In addition to learning the key models in physics, students will learn about the process of developing, deploying, and revising models. Scientists develop models through systematic data collection and deploy the model to predict or describe similar systems. After testing the model in different situations, scientists note the limitations of a model or revise the model with new information. Another key aspect of the process of modeling is the collaborative discussion in interpreting data and building consensus.

**Pedagogy**The pedagogies included in each unit are phenomena-based guided inquiry, whole-class whiteboard discussions, small-group procedures, and reflective journaling. The beginning of each unit will begin with an engaging visual phenomena. The phenomena can be a live demonstration, video, or virtual reality experience. The teacher will help narrow down variables and students will receive a purpose for each lab. The format will be "to mathematically and graphically model the relationship between _________ and _________." Students will use sensors and computer software to collect experimental data. Students will discuss their results and write a graph, equation, and explanation on their whiteboard. After coming to a consensus within their lab group, the students come to a consensus with the entire class about the meaning of their results.

At the beginning of the year, students will complete a reflective google form for each discussion.
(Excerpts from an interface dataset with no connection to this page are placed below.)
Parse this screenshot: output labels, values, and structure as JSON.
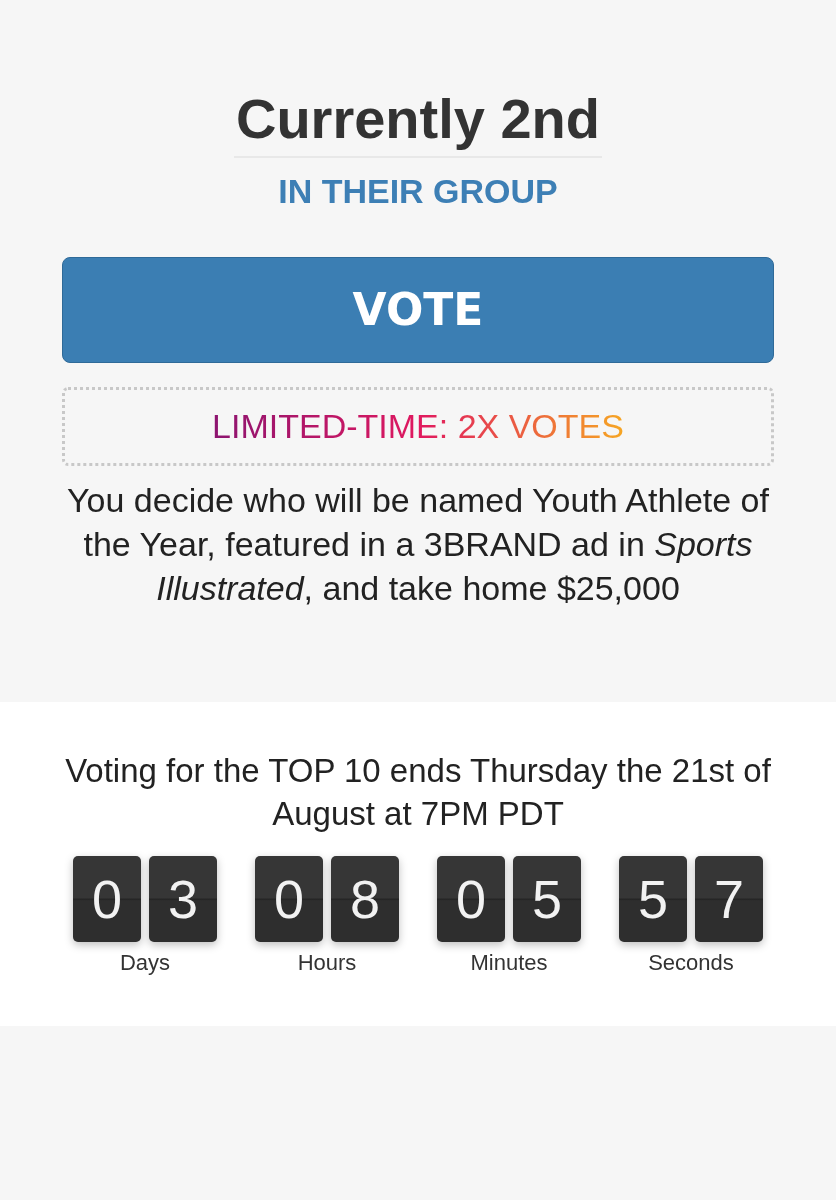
{
  "rank": {
    "title": "Currently 2nd",
    "subtitle": "IN THEIR GROUP"
  },
  "vote_button": {
    "label": "VOTE"
  },
  "promo": {
    "text": "LIMITED-TIME: 2X VOTES"
  },
  "description": "You decide who will be named Youth Athlete of the Year, featured in a 3BRAND ad in *Sports Illustrated*, and take home $25,000",
  "deadline": "Voting for the TOP 10 ends Thursday the 21st of August at 7PM PDT",
  "countdown": [
    {
      "digits": [
        "0",
        "3"
      ],
      "label": "Days"
    },
    {
      "digits": [
        "0",
        "8"
      ],
      "label": "Hours"
    },
    {
      "digits": [
        "0",
        "5"
      ],
      "label": "Minutes"
    },
    {
      "digits": [
        "5",
        "7"
      ],
      "label": "Seconds"
    }
  ]
}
Students will reflect on how their ideas were confirmed or challenged in the discussion and how they can make the next discussion more effective.

**Technology**Google Classroom will be used as my learning management system. I will number the assignments by unit. All Unit 1 assignments will be in the 1000s, Unit 2 assignments will be numbered in the 2000s, and so on. (I also learned that I can send out different versions of a quiz by sending out different canned responses in gmail with different links to different versions of the quiz.)
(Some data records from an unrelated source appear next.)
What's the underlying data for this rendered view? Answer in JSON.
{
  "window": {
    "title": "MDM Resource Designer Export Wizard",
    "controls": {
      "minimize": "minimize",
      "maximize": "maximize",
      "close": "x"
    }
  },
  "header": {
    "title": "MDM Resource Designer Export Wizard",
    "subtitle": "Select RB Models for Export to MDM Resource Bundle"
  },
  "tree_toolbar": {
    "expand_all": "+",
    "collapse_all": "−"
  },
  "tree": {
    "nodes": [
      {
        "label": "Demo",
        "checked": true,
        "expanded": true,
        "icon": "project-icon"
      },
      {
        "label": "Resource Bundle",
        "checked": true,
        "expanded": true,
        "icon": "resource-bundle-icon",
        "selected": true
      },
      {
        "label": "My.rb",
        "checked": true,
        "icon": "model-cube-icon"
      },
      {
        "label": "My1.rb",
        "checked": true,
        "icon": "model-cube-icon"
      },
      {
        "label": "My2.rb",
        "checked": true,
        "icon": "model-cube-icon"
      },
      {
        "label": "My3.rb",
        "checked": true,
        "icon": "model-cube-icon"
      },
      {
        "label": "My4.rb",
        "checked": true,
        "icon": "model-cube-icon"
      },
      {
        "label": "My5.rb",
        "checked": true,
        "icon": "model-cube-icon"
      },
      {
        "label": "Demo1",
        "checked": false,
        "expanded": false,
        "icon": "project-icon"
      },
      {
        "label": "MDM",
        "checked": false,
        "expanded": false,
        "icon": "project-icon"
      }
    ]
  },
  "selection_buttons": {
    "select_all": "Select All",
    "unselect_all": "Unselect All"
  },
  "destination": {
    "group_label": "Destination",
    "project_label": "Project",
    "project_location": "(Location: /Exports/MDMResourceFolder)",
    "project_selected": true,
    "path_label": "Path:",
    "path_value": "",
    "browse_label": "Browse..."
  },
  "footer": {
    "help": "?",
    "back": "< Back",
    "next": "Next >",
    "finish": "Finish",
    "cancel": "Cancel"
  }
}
Technology is crucial for the data collection and analysis. Additionally, students can project their data wirelessly onto the projector with Google Cast for whole-class discussions. My students will use Vernier software to collect data and interpret the data in google sheets on chromebooks. Google sheets allows students to create linear fits on their data and create calculated columns for manipulating their data. I will have to explore other cloud-based software such as plotly and desmos for more advanced data analysis (error bars, root-mean squared, standard deviations, nonlinear fits)
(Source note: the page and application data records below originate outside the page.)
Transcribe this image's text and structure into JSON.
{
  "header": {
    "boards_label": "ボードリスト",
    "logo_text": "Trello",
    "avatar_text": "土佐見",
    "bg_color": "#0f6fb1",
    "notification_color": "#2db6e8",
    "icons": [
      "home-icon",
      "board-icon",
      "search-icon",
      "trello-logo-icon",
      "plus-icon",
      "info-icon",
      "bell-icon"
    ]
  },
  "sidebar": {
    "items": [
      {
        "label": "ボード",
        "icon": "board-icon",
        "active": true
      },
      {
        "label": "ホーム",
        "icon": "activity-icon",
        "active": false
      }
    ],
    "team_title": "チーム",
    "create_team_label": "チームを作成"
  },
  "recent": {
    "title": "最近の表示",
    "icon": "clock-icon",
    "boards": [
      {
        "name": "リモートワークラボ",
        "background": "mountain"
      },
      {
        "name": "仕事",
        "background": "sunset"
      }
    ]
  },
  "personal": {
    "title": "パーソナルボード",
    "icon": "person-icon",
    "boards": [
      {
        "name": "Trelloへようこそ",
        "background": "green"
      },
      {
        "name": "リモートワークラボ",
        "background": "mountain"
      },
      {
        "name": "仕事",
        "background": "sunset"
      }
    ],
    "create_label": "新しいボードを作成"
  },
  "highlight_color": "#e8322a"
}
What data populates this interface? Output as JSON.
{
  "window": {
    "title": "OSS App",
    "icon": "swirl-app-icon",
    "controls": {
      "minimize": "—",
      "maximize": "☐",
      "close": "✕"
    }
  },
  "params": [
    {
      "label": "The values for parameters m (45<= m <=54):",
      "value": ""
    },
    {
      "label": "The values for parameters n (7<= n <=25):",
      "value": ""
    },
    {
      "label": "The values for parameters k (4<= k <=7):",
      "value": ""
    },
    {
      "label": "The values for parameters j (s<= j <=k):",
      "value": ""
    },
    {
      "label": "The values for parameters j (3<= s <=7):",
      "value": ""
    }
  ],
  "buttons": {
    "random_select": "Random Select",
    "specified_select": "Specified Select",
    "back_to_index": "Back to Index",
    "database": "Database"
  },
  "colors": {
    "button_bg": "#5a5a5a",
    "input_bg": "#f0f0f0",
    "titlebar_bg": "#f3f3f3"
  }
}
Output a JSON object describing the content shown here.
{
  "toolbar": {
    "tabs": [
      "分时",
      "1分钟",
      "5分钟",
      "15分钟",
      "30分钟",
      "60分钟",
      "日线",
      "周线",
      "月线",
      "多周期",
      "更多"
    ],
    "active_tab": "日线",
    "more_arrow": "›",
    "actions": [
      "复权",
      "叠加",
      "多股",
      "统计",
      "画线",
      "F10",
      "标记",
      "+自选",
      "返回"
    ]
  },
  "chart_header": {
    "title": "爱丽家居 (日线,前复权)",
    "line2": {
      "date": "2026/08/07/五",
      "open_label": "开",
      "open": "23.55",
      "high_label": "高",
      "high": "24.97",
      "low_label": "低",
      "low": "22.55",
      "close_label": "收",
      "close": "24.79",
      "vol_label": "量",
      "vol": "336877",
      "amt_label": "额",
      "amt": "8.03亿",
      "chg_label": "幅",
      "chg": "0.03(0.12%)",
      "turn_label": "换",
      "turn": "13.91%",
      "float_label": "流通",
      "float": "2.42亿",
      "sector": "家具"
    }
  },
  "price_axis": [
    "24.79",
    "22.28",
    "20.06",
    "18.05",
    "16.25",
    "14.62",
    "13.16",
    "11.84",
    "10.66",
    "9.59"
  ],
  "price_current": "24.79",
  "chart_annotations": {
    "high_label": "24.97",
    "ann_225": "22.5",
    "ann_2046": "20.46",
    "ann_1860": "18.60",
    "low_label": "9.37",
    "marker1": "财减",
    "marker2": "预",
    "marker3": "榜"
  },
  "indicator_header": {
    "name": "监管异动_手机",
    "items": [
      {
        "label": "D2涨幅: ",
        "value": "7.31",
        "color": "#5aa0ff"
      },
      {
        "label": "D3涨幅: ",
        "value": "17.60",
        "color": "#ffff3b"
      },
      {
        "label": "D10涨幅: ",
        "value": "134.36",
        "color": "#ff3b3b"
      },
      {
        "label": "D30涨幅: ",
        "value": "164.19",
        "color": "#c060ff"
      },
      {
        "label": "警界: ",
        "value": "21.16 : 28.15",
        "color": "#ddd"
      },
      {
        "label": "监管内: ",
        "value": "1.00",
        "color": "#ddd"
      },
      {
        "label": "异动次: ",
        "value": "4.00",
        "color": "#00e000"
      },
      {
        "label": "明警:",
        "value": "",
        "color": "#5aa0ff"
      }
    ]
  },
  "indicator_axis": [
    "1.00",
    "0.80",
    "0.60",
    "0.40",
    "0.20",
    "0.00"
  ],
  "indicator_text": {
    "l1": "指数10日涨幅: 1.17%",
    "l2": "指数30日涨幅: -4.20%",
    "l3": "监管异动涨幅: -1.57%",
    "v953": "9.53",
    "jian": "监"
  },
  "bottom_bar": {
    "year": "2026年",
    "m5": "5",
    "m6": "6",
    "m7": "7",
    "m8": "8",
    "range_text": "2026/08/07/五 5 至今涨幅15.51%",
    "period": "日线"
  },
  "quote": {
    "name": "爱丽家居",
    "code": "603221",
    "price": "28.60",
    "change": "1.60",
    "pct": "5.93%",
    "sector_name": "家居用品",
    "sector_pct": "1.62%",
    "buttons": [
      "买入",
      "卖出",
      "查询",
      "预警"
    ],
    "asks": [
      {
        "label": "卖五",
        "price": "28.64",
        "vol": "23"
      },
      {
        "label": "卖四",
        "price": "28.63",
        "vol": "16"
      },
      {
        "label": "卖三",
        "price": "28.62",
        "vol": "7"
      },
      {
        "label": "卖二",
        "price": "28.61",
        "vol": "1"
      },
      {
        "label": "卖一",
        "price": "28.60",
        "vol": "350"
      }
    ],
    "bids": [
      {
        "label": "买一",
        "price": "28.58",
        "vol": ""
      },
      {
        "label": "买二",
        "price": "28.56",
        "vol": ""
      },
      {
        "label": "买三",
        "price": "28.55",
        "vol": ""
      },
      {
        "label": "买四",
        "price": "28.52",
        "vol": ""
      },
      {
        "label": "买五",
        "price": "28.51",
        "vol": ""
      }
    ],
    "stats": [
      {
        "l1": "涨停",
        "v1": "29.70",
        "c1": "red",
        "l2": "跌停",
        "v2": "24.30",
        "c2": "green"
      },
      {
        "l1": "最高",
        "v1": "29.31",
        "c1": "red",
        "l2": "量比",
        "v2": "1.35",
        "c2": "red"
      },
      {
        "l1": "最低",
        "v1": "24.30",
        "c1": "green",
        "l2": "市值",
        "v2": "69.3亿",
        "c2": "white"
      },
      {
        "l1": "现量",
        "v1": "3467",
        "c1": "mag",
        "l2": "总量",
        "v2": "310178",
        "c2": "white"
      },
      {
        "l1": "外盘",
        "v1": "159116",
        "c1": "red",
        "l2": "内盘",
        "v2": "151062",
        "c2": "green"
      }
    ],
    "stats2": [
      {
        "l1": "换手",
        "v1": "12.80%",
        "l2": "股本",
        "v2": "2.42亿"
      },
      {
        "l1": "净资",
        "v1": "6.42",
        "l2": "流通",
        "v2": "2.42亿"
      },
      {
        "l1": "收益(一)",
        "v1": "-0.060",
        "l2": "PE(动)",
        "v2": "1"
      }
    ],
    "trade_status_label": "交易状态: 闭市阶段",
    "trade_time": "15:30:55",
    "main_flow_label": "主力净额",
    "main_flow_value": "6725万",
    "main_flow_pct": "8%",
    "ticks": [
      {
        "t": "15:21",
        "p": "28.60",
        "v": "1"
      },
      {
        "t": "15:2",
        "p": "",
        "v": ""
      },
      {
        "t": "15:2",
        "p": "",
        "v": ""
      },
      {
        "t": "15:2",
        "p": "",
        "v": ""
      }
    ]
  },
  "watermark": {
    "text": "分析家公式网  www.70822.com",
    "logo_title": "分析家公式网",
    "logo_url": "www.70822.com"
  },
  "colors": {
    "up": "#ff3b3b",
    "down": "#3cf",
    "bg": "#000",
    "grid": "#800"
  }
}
Whiteboards are also a form of technology for quickly visualizing data and solutions to word problems. Students can take pictures of the whiteboards with the OfficeLens App on their phone because the app calibrates for the glare from the whiteboards. The pictures can be archived on Google classroom for future student reference. Another piece of technology that will help with the discussions is test tube racks hung from the ceiling so that students will put away their markers during discussions so that they are paying attention. The test tube racks will make it easy to see which groups are completed by a quick scan of the room.

Google Cast will make it quick and easy to broadcast live data collection from a student's laptop to a projector. Google Forms allows for a digital reflection of their collaboration. Students can keep track of their progress throughout the year. I am also interested in using Kahoot and the Breakoutedu puzzles for quiz review. I will use google quizzes or Flubaroo to automatically grade quizzes to assess basic skills such as vocabulary and arithmetic.

During the "model deployment phase" of the unit, students will be required to tweet out a picture or video of an example of models from the current unit. For example, students could tweet video of a situation where "all forces on an object are balanced". Students can also produce advanced 3-D models with glowscript.org, VR applications, or augmented reality applications.